June 3 Oliver Goldsmith

Another poet of the eighteenth century, Oliver Goldsmith, expresses a similar regard for rural life and character in his “The Deserted Village”, looking back to his childhood in Lissoy, a village in West Meath in Ireland; which he idealises as ‘Sweet Auburn’, with a veteran of the Spanish wars, Thomas Byrne, as the village schoolmaster.
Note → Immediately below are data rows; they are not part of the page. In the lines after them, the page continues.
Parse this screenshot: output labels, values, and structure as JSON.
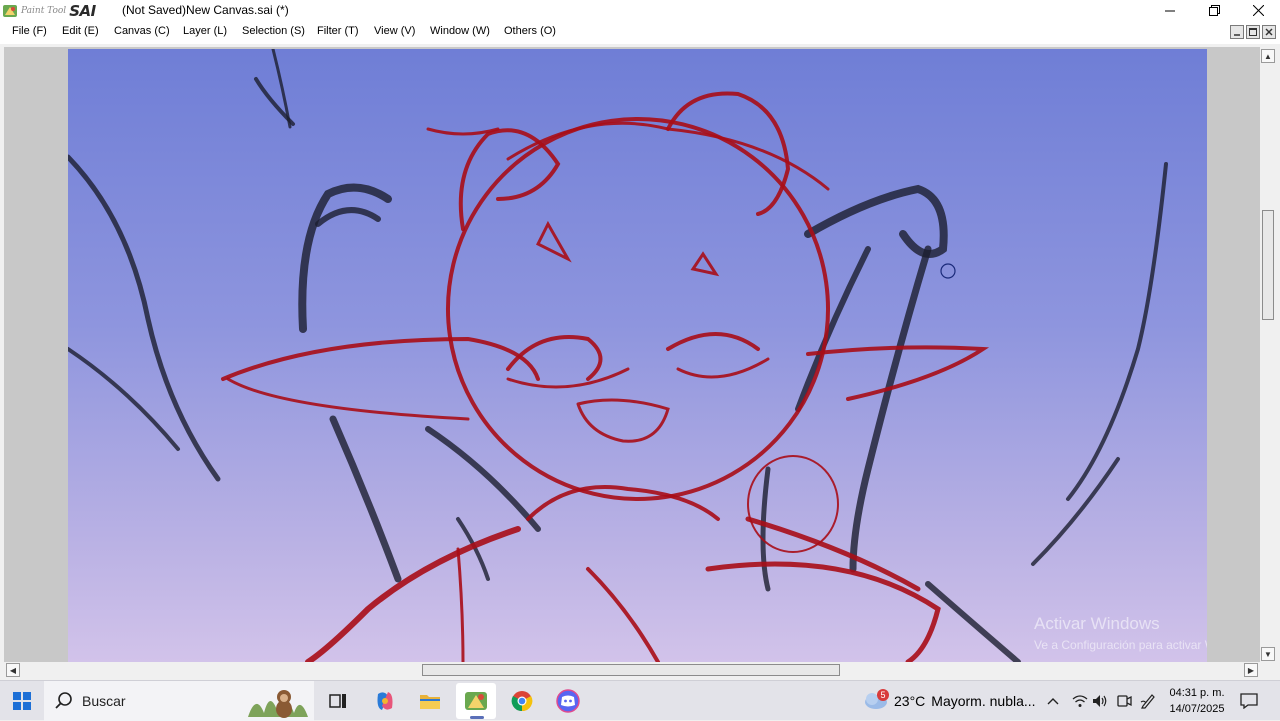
{
  "window": {
    "app_logo_small": "Paint Tool",
    "app_logo_big": "SAI",
    "title": "(Not Saved)New Canvas.sai (*)"
  },
  "menu": [
    {
      "label": "File (F)"
    },
    {
      "label": "Edit (E)"
    },
    {
      "label": "Canvas (C)"
    },
    {
      "label": "Layer (L)"
    },
    {
      "label": "Selection (S)"
    },
    {
      "label": "Filter (T)"
    },
    {
      "label": "View (V)"
    },
    {
      "label": "Window (W)"
    },
    {
      "label": "Others (O)"
    }
  ],
  "canvas": {
    "background_top": "#6f7ed6",
    "background_bottom": "#d2c3ea",
    "sketch_red": "#a80d17",
    "sketch_dark": "#1b1e30"
  },
  "watermark": {
    "title": "Activar Windows",
    "subtitle": "Ve a Configuración para activar Windows."
  },
  "taskbar": {
    "search_placeholder": "Buscar",
    "weather_temp": "23°C",
    "weather_text": "Mayorm. nubla...",
    "weather_badge": "5",
    "time": "04:31 p. m.",
    "date": "14/07/2025",
    "icons": [
      "start-icon",
      "task-view-icon",
      "copilot-icon",
      "file-explorer-icon",
      "paint-tool-sai-icon",
      "chrome-icon",
      "discord-icon"
    ]
  }
}
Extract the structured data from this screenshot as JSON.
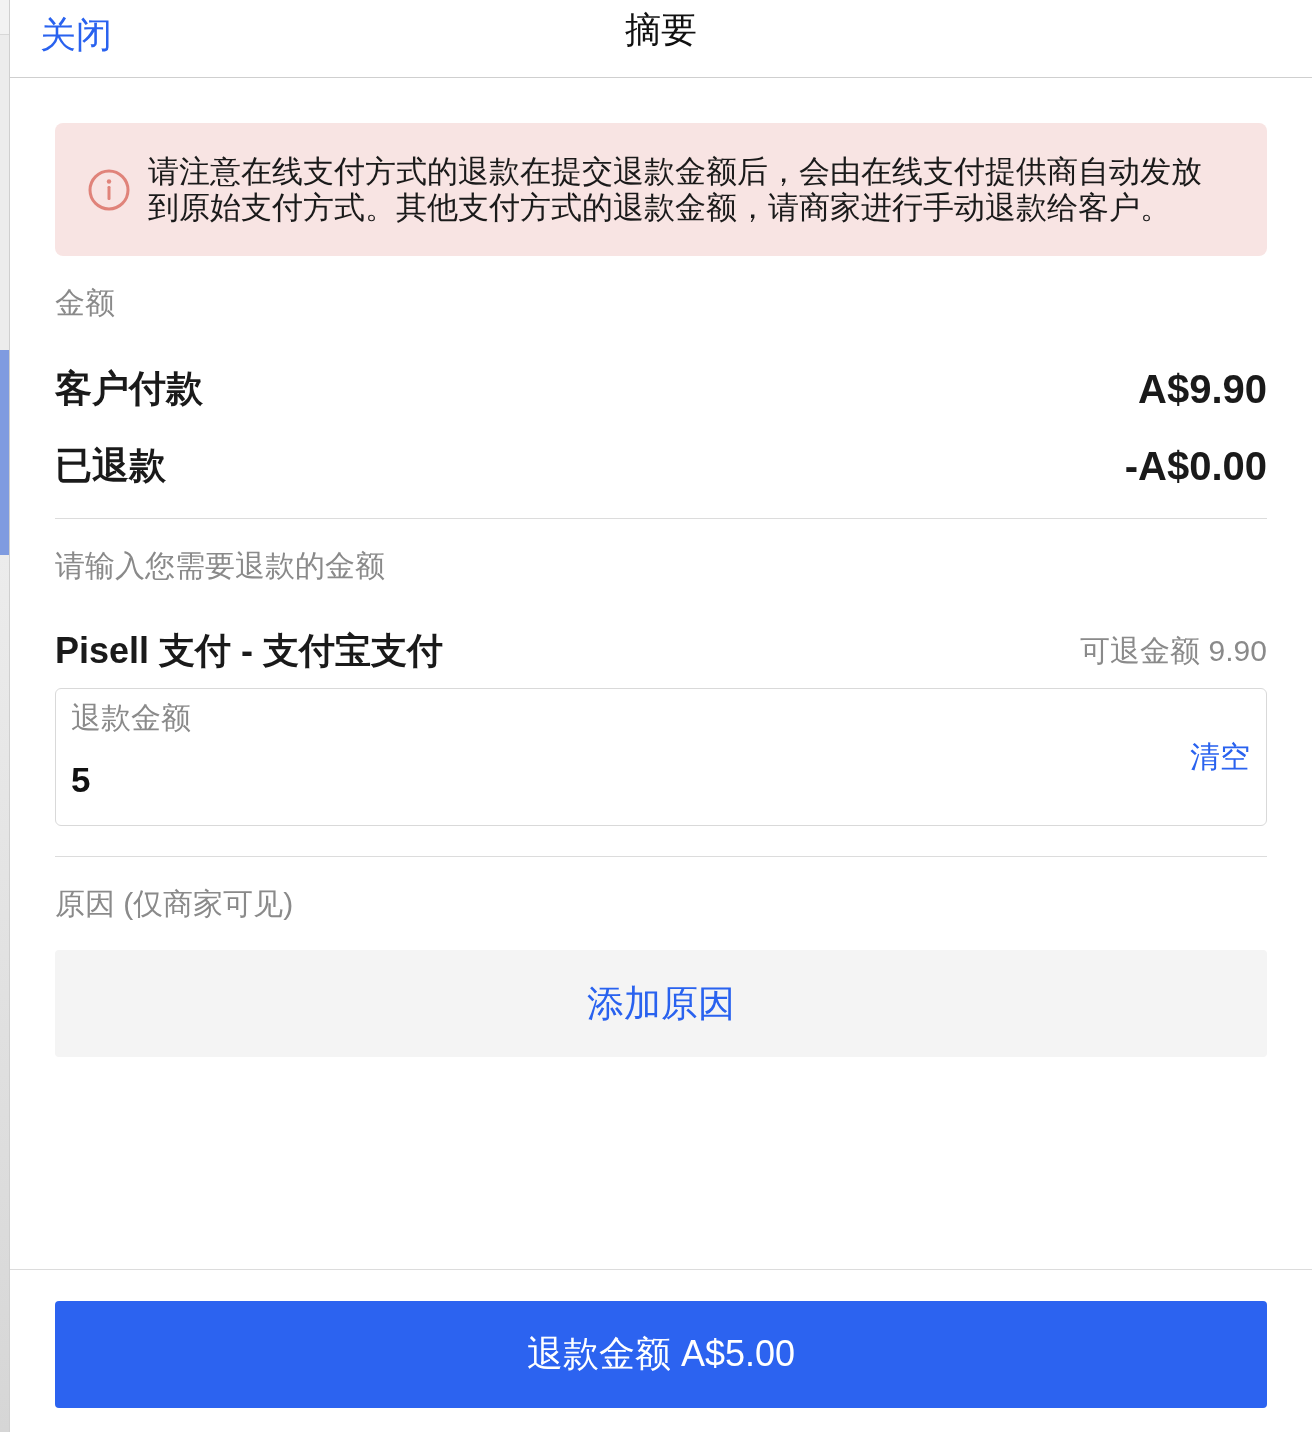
{
  "header": {
    "close": "关闭",
    "title": "摘要"
  },
  "notice": {
    "text": "请注意在线支付方式的退款在提交退款金额后，会由在线支付提供商自动发放到原始支付方式。其他支付方式的退款金额，请商家进行手动退款给客户。"
  },
  "amount_section": {
    "label": "金额",
    "rows": [
      {
        "label": "客户付款",
        "value": "A$9.90"
      },
      {
        "label": "已退款",
        "value": "-A$0.00"
      }
    ]
  },
  "refund_section": {
    "label": "请输入您需要退款的金额",
    "method": "Pisell 支付 - 支付宝支付",
    "available": "可退金额 9.90",
    "field": {
      "label": "退款金额",
      "value": "5",
      "clear": "清空"
    }
  },
  "reason_section": {
    "label": "原因 (仅商家可见)",
    "button": "添加原因"
  },
  "submit_button": "退款金额 A$5.00"
}
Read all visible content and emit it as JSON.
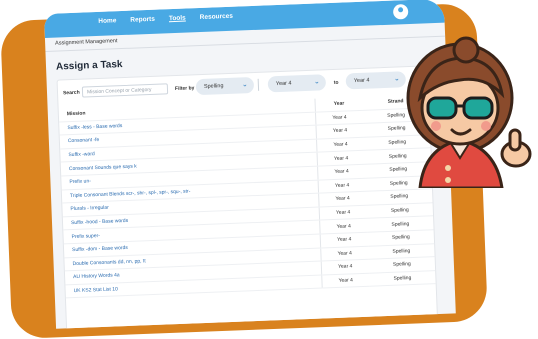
{
  "nav": {
    "items": [
      {
        "label": "Home",
        "active": false
      },
      {
        "label": "Reports",
        "active": false
      },
      {
        "label": "Tools",
        "active": true
      },
      {
        "label": "Resources",
        "active": false
      }
    ]
  },
  "breadcrumb": "Assignment Management",
  "page_title": "Assign a Task",
  "filters": {
    "search_label": "Search",
    "search_placeholder": "Mission Concept or Category",
    "filter_label": "Filter by",
    "strand_value": "Spelling",
    "year_from_value": "Year 4",
    "to_label": "to",
    "year_to_value": "Year 4"
  },
  "table": {
    "headers": [
      "Mission",
      "Year",
      "Strand"
    ],
    "rows": [
      [
        "Suffix -less - Base words",
        "Year 4",
        "Spelling"
      ],
      [
        "Consonant -fe",
        "Year 4",
        "Spelling"
      ],
      [
        "Suffix -ward",
        "Year 4",
        "Spelling"
      ],
      [
        "Consonant Sounds que says k",
        "Year 4",
        "Spelling"
      ],
      [
        "Prefix un-",
        "Year 4",
        "Spelling"
      ],
      [
        "Triple Consonant Blends scr-, shr-, spl-, spr-, squ-, str-",
        "Year 4",
        "Spelling"
      ],
      [
        "Plurals - Irregular",
        "Year 4",
        "Spelling"
      ],
      [
        "Suffix -hood - Base words",
        "Year 4",
        "Spelling"
      ],
      [
        "Prefix super-",
        "Year 4",
        "Spelling"
      ],
      [
        "Suffix -dom - Base words",
        "Year 4",
        "Spelling"
      ],
      [
        "Double Consonants dd, nn, pp, tt",
        "Year 4",
        "Spelling"
      ],
      [
        "AU History Words 4a",
        "Year 4",
        "Spelling"
      ],
      [
        "UK KS2 Stat List 10",
        "Year 4",
        "Spelling"
      ]
    ]
  },
  "colors": {
    "frame": "#d9821e",
    "nav_bar": "#49a9e4",
    "link": "#2b6cb0"
  }
}
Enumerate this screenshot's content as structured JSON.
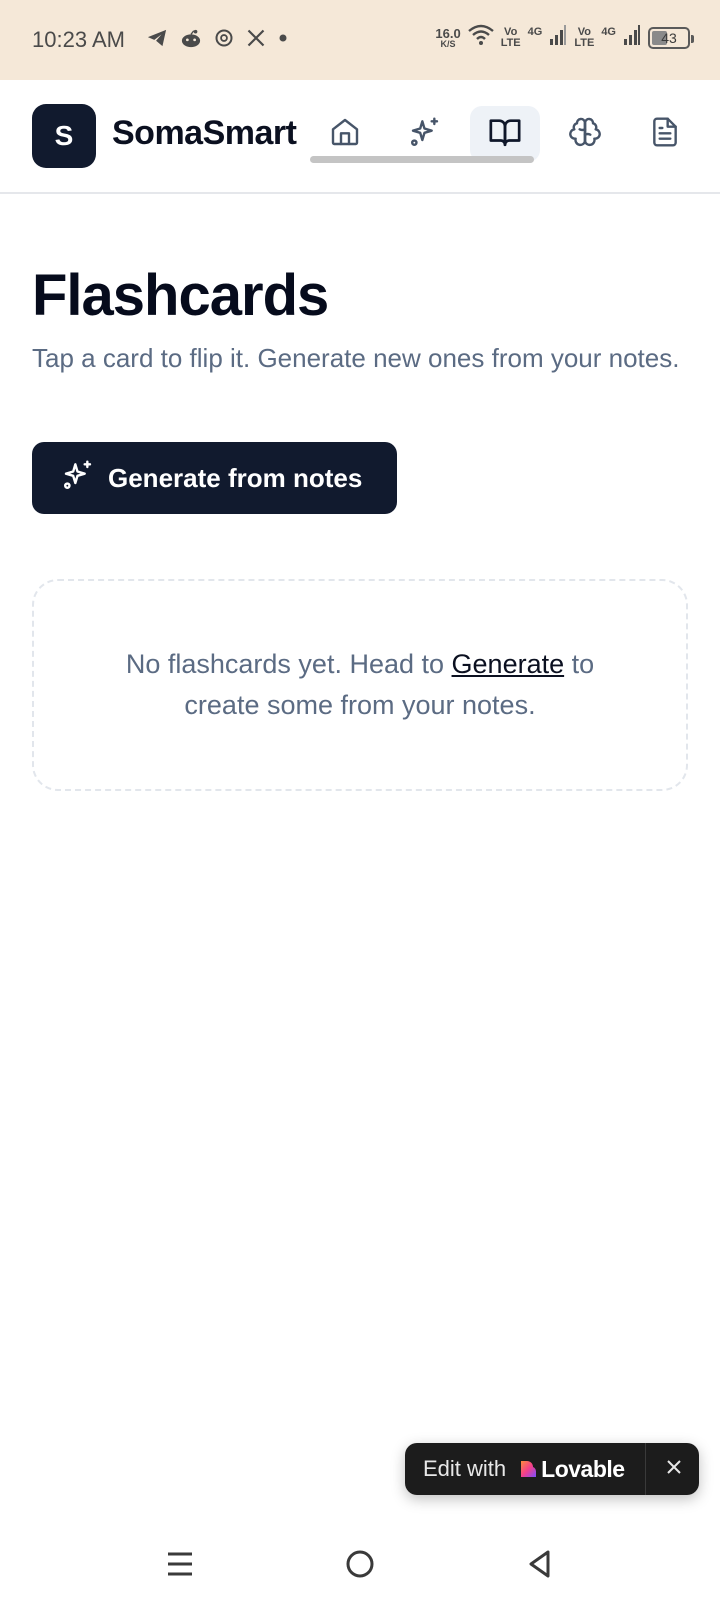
{
  "status_bar": {
    "time": "10:23 AM",
    "network_speed": "16.0",
    "network_speed_unit": "K/S",
    "volte_1": "Vo",
    "volte_1b": "LTE",
    "signal_1_label": "4G",
    "volte_2": "Vo",
    "volte_2b": "LTE",
    "signal_2_label": "4G",
    "battery_level": "43",
    "battery_fraction": 0.43,
    "app_icons": [
      "telegram-icon",
      "reddit-icon",
      "threads-icon",
      "x-icon",
      "dot-icon"
    ]
  },
  "header": {
    "logo_letter": "S",
    "brand": "SomaSmart",
    "nav": [
      {
        "icon": "home-icon",
        "active": false
      },
      {
        "icon": "sparkles-icon",
        "active": false
      },
      {
        "icon": "book-open-icon",
        "active": true
      },
      {
        "icon": "brain-icon",
        "active": false
      },
      {
        "icon": "file-text-icon",
        "active": false
      }
    ]
  },
  "main": {
    "title": "Flashcards",
    "subtitle": "Tap a card to flip it. Generate new ones from your notes.",
    "generate_button": "Generate from notes",
    "empty_state": {
      "before": "No flashcards yet. Head to ",
      "link": "Generate",
      "after": " to create some from your notes."
    }
  },
  "lovable_badge": {
    "label": "Edit with",
    "brand": "Lovable"
  },
  "colors": {
    "status_bar_bg": "#f5e8d8",
    "primary": "#111a2e",
    "muted_text": "#5b6b83",
    "active_nav_bg": "#eef2f7"
  }
}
Sweet Auburn, loveliest village of the plain,
Where health and plenty cheer’d the labouring swain;
Where smiling Spring its earliest visit paid,
And parting Summer’s lingering blooms delayed;
Dear lovely bowers of innocence and ease,
Seats of my youth, when every sport could please;
How often have I loitered oe’r thy green,
Where humble happiness endear’d each scene !
How often have I paused on every charm –
The shelter’d cot, the cultivated farm,
The never failing brook, the busy mill,
The decent church that topp’d the neighbouring hill;
The hawthorn bush, with seats beneath the shade,
For talking age and whispering lovers made!
How often have I bless’d the coming day
When toil remitting lent its turn to play,
And all the village train, from labour free,
Led up their sports beneath the spreading tree!
While many a pastime circled in the shade,
The young contending , as the old surveyed.

Beside yon straggling fence that skirts the way,
With blossom’d furze unprofitably gay,
There,in his noisy mansion skilled to rule,
The village master taught his little school;
A man severe he was , and stern to view,
I knew him well, and every truant knew.
Well had the boding tremblers learn’d to trace
The day’s disasters in his morning face;
Full well they laughed with counterfeited glee
At all his jokes, for many a joke had he:
Full well the busy whisper, circling round,
Conveyed the dismal tidings when he frowned:
Yet he was kind, or if severe in aught,
The love he bore to learning was in fault:
The village all declared how much he knew;
‘Twas certain he could write and cypher too;
Lands he could measure, terms and tides presage;
And e’en the story ran that he could gauge;
In arguing, too, the parson own’d his skill,
For e’en though vanquish’d, he could argue still;
While words of learned length and thundering sound
Amazed the gazing rustics ranged around;
And still they gazed, and still the wonder grew
That one small head should carry all he knew.

Next: “Forefathers” Edmund Blunden